If your fencer competed at the recent SYC here in Rochester as their first major tournament, or has recently travelled to a larger tournament, they may have experienced a formal tournament equipment check for the first time.
Equipment check serves two purposes: proper function and safety. Functional testing verifies equipment is working properly and ensures a fair bout. Safety testing verifies there are no issues with the equipment that could cause injury.
Here is a list of what a fencer needs to take to equipment check, and for what the armorers are checking:
- Two or three body cords: The armorer will attach these to an ohmmeter that verifies the conductivity of each cord. They will often wiggle and stretch the cords at the end when attached to the meter to make sure there aren’t any breaks in the wire
- Two or three mask cords: These are tested just like the body cords
- Lamé (foil/saber): The armorer rubs a metal weight or probe attached to an ohmmeter across the garment to make sure that there aren’t “dead spots” where an opponent’s touch wouldn’t register

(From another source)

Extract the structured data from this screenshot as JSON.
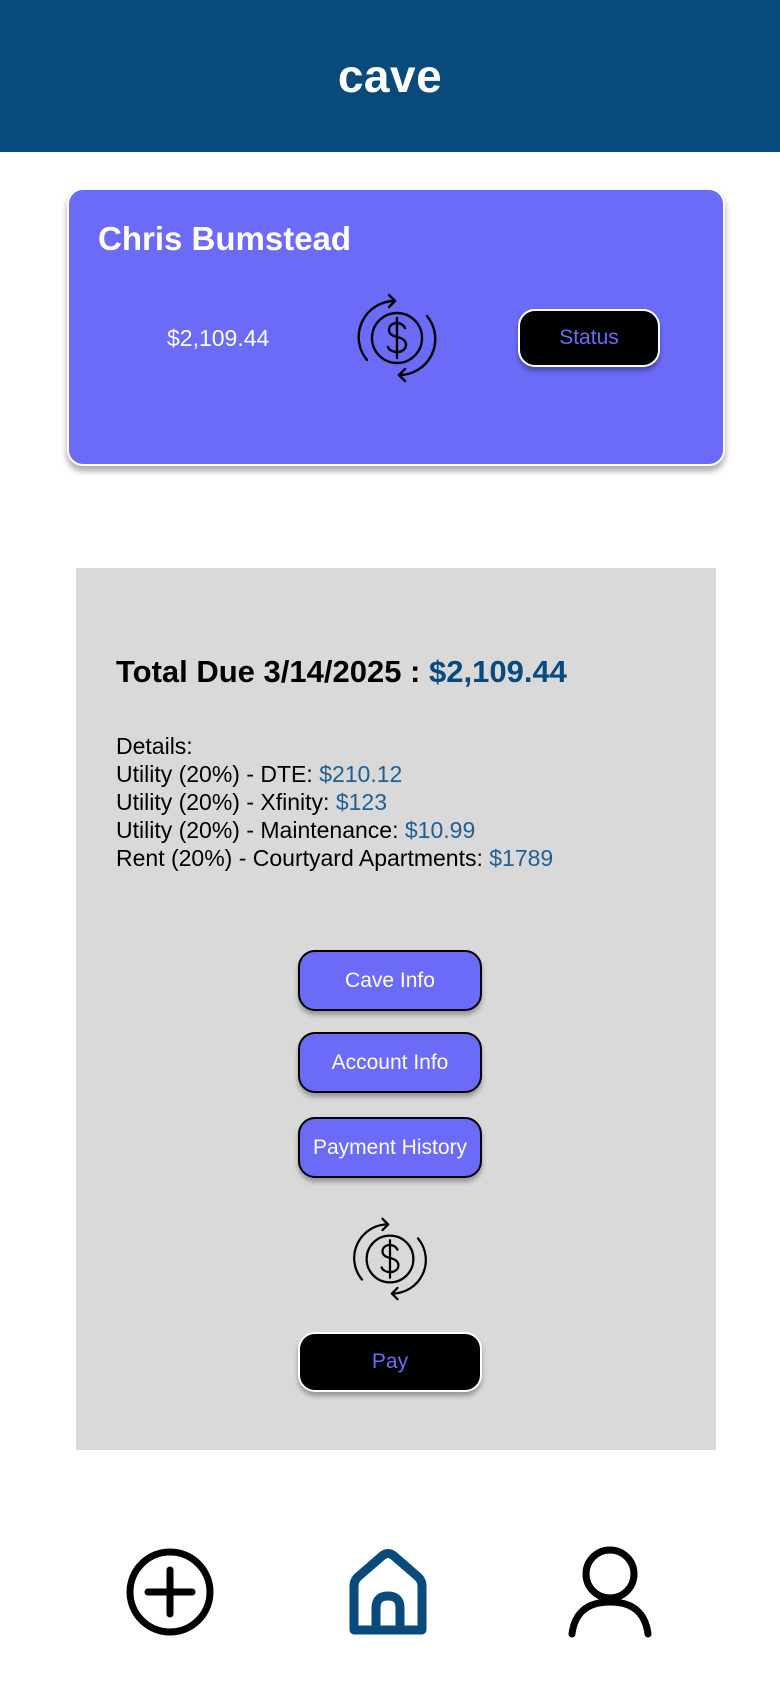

- Mask: There is both a function and a safety test for masks. For foil and saber, the mask is checked for conductivity, especially the lamé material on the bib. For all weapons a metal punch tool is often used to make sure the face mask is still structurally sound. If the metal punch penetrates the wire mesh protecting the face, the mask fails
- Glove: All gloves are safety inspected for holes, and saber gloves are tested for conductivity in the same manner as the lamé
Not every tournament will test all the above. There’s usually a sign by the armory/equipment check area listing what equipment is to be tested. If there is no sign, just bring all the above to the equipment check table.
Once equipment is checked and passes, it is marked so that the referee on the strip (at both pools and DEs) can verify the fencer’s equipment has been tested. Typically, a small ink stamp with a logo for the tournament is applied to the mask bib, foil/saber lamé, and glove. A long-used lamé or mask can begin to look like a passport, with the many inspection stamps that act as reminders of all your fencing travels!
Body and mask cords have a small strip of colored tape applied to indicate they have passed inspection, but any old inspection tape is removed each tournament. The tape color used for each tournament varies. Below is a photo of an inspection tape marker on a body cord.
My daughter Megan offers the following tips to make things easier and faster at equipment check:
- Be prepared when you walk up to the check table! Don’t bring your whole fencing bag to the desk, just bring the items to be tested
- Have your foil/saber lamé zipped and right side out
- Have your body cords and mask cords untangled (Megan drapes them around her neck in what she calls the “body cord princess” manner). Remove any colored tape from previous equipment checks (a seam ripper works great for this, and is a good item to keep in your fencing bag)
When a piece of equipment doesn’t pass (and eventually this will happen), remember that the armorer is just doing their job! Armorers are often fencing parents who will sympathize with the sudden need to run to an equipment vendor to buy a last-minute replacement. They are making sure the tournament runs smoothly and fairly with everyone having working equipment, and that your fencer is safe. If you need to buy any last-minute replacements for failed equipment, it needs to be checked and marked too, but the armorers will often offer to just have you come back directly to the table and skip any line when you come back.
In closing, all fencers should perform periodic checks of their own equipment. Your coach can help with this if it is new to you. Don’t rely on tournament checks to discover your equipment is non-functional or unsafe.